WORK REQUIRED:
The answer must consist of every line in the data that contains "text".

[SUPPLIED MATERIAL Boundary: Start]

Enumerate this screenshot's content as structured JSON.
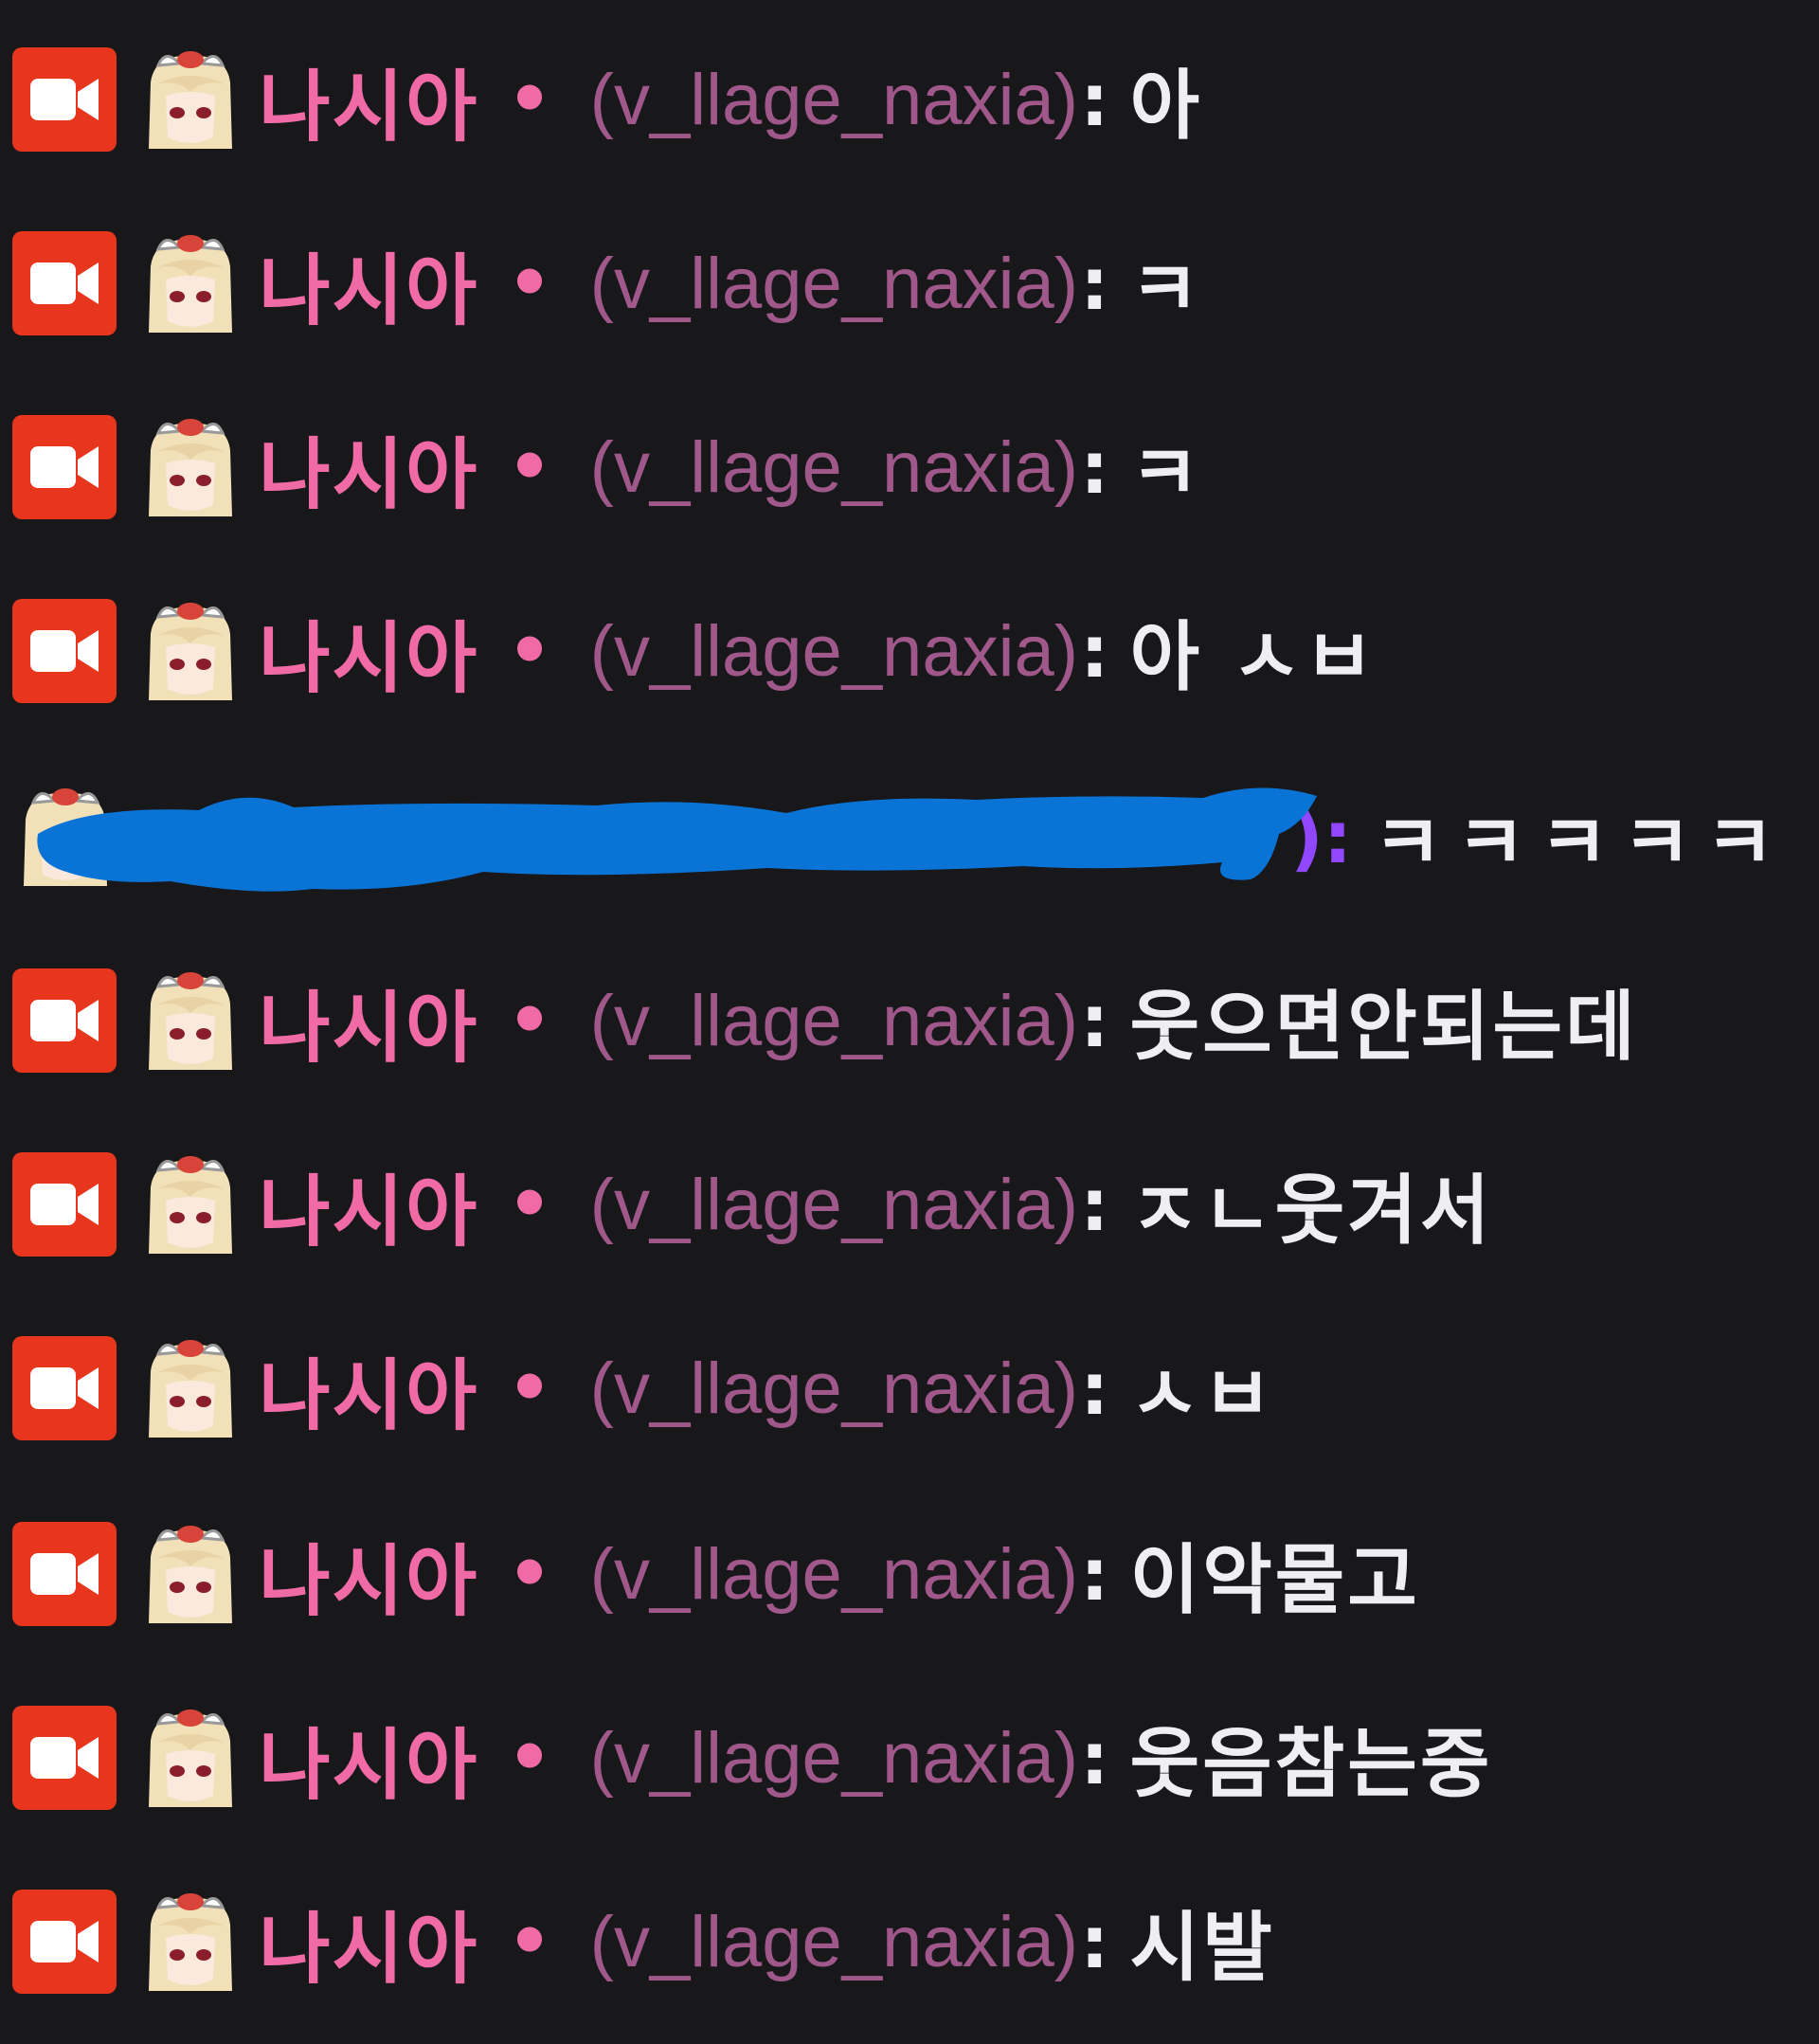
{
  "messages": [
    {
      "badge": "camera-icon",
      "display_name": "나시아",
      "separator": "•",
      "login": "(v_llage_naxia)",
      "colon": ":",
      "text": "아"
    },
    {
      "badge": "camera-icon",
      "display_name": "나시아",
      "separator": "•",
      "login": "(v_llage_naxia)",
      "colon": ":",
      "text": "ㅋ"
    },
    {
      "badge": "camera-icon",
      "display_name": "나시아",
      "separator": "•",
      "login": "(v_llage_naxia)",
      "colon": ":",
      "text": "ㅋ"
    },
    {
      "badge": "camera-icon",
      "display_name": "나시아",
      "separator": "•",
      "login": "(v_llage_naxia)",
      "colon": ":",
      "text": "아 ㅅㅂ"
    },
    {
      "badge": null,
      "display_name": "",
      "separator": "",
      "login": "",
      "colon": "):",
      "text": "ㅋㅋㅋㅋㅋ",
      "redacted": true
    },
    {
      "badge": "camera-icon",
      "display_name": "나시아",
      "separator": "•",
      "login": "(v_llage_naxia)",
      "colon": ":",
      "text": "웃으면안되는데"
    },
    {
      "badge": "camera-icon",
      "display_name": "나시아",
      "separator": "•",
      "login": "(v_llage_naxia)",
      "colon": ":",
      "text": "ㅈㄴ웃겨서"
    },
    {
      "badge": "camera-icon",
      "display_name": "나시아",
      "separator": "•",
      "login": "(v_llage_naxia)",
      "colon": ":",
      "text": "ㅅㅂ"
    },
    {
      "badge": "camera-icon",
      "display_name": "나시아",
      "separator": "•",
      "login": "(v_llage_naxia)",
      "colon": ":",
      "text": "이악물고"
    },
    {
      "badge": "camera-icon",
      "display_name": "나시아",
      "separator": "•",
      "login": "(v_llage_naxia)",
      "colon": ":",
      "text": "웃음참는중"
    },
    {
      "badge": "camera-icon",
      "display_name": "나시아",
      "separator": "•",
      "login": "(v_llage_naxia)",
      "colon": ":",
      "text": "시발"
    }
  ],
  "colors": {
    "background": "#18181b",
    "badge": "#e8361e",
    "display_name": "#f06aa6",
    "login": "#a0588a",
    "message": "#efeff1",
    "scribble": "#0a74d6"
  }
}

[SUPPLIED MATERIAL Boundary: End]

EXPECTED ANSWER:
      "text": "아"
      "text": "ㅋ"
      "text": "ㅋ"
      "text": "아 ㅅㅂ"
      "text": "ㅋㅋㅋㅋㅋ",
      "text": "웃으면안되는데"
      "text": "ㅈㄴ웃겨서"
      "text": "ㅅㅂ"
      "text": "이악물고"
      "text": "웃음참는중"
      "text": "시발"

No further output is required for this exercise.